Of privacy and cooperation

Melissa relayed a story from the news to me at lunch the other day:

A SUV was stolen from the driveway of a couple. And as an extra bonus the thief managed away with the couple’s 10-mth old strapped in the back seat … along with the couples’ cell phone. (They had just stepped back inside to grab their other child.)
Horrified the parents reported the situation and the police contacted the cell phone company for a trace of the GPS signal from the phone. The phone company refused stating it was against company policy. An Amber Alert was issued and the vehicle was found about a mile away by a by-stander who noticed the young child in the back.
The cell phone company, Sprint-Nextel, stated that it was a miscommunication. That there are procedures in place (which typically takes about 15 minutes) for just such circumstances. This time it took 2.5 hours … without any results or cooperation from Sprint. Though such cooperation has worked in the past
Read more: All Headline New or KTLA

We understand the protection or privacy concerns … but how do you feel about this situation? Personally, I think someone is looking for a new job today.
Update: The Amber Alert was not the cause of the vehicles discovery, just a measure of how far the process had gone.

5 thoughts on “Of privacy and cooperation

  1. I think you’re likely right. There’s the PR-face of the company, and then there’s reality. Personally I am amazed how quickly the Amber Alert found the vehicle. I’m not sure Canada has anything like it.

  2. I don’t think the Amber Alert was necessarily what “cause” the discovery … if I understand it right, a person just found the car – saw the baby and said “thats not right”! However, I imagine that the Amber Alert helped the police respond to the situation a little faster.
    The point really was that it had gone that far in procedure, the Sprint still was refusing to assist.

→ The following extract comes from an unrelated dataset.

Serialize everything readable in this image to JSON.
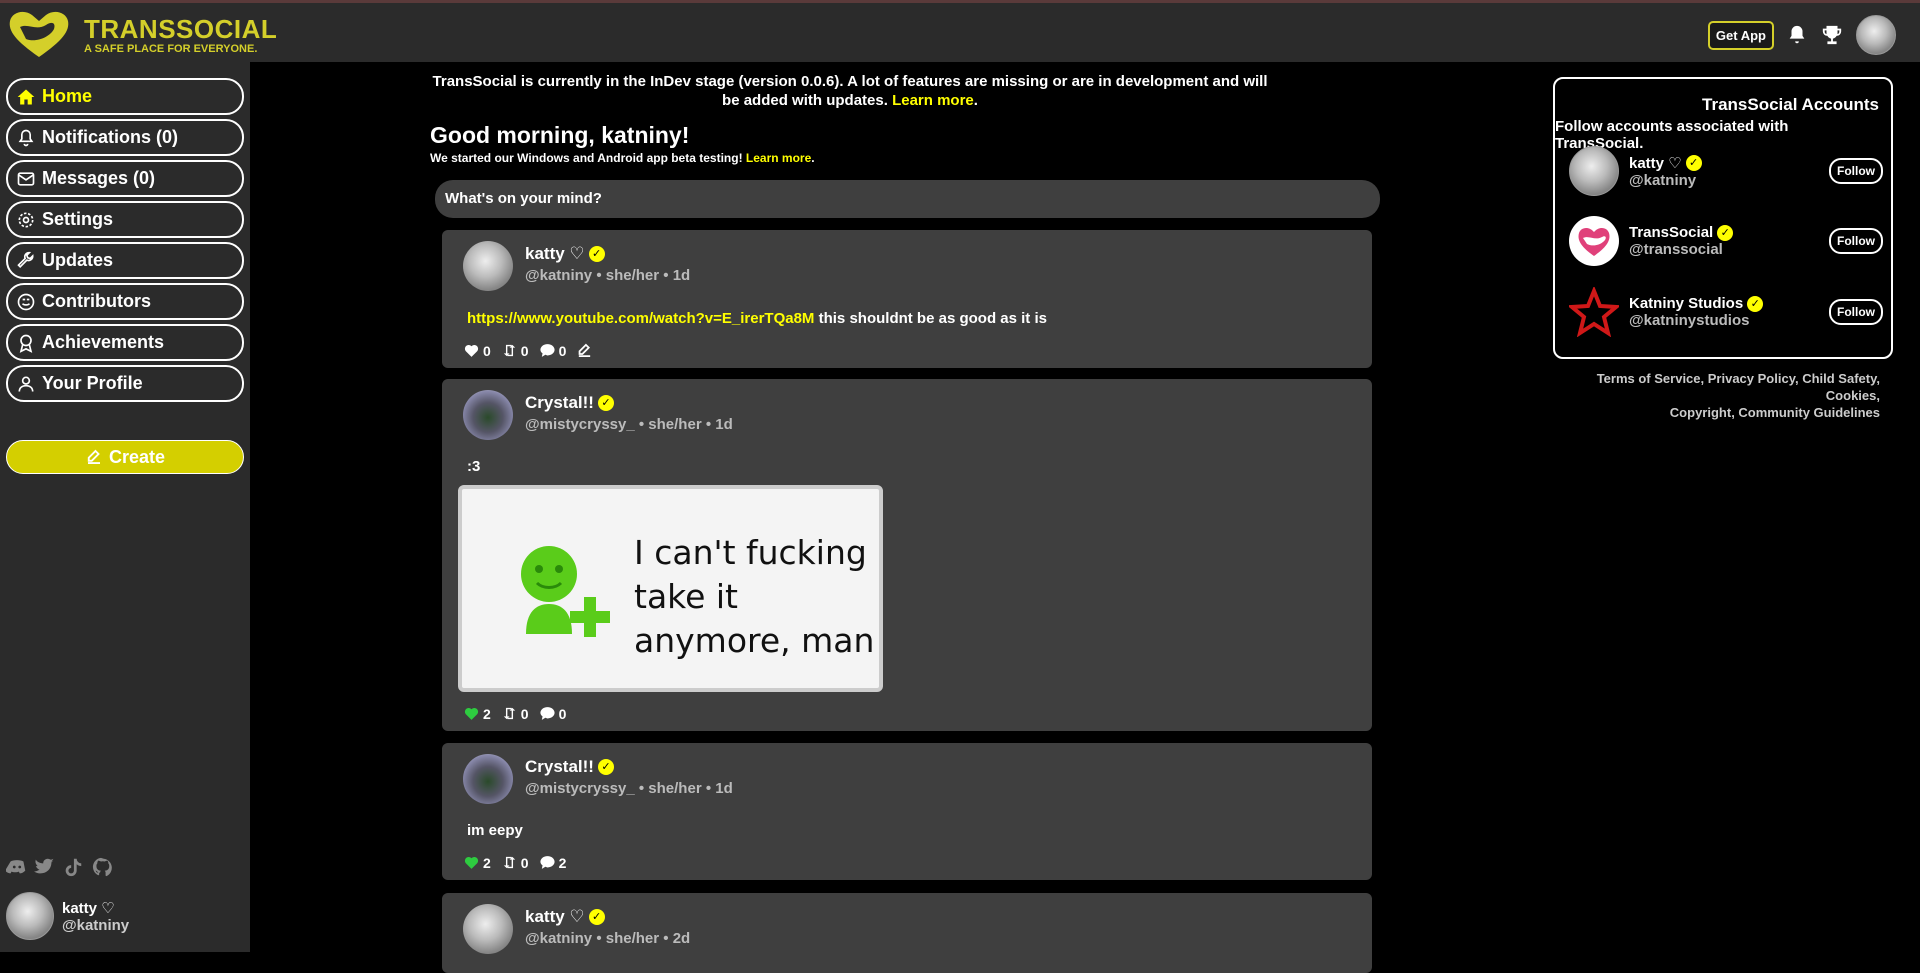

  3. The quote certainly makes it sound like the Amber Alert was instrumental.
    Ah, I see your point now — how on earth was it miscommunicated for 2.5 hours? Good question.

  4. I would certainly hope that not just anybody can call my cell phone company and get a GPS location on me (truth is that nobody cares where I am that badly except for that one psycho girl…). I am assuming that the person from Sprint could have asked certain privacy questions and determined that in fact they were speaking to the owner of the cell phone, in which case I don’t see why Sprint would have a problem with the owner of the phone calling for the location of their own property. Very interesting.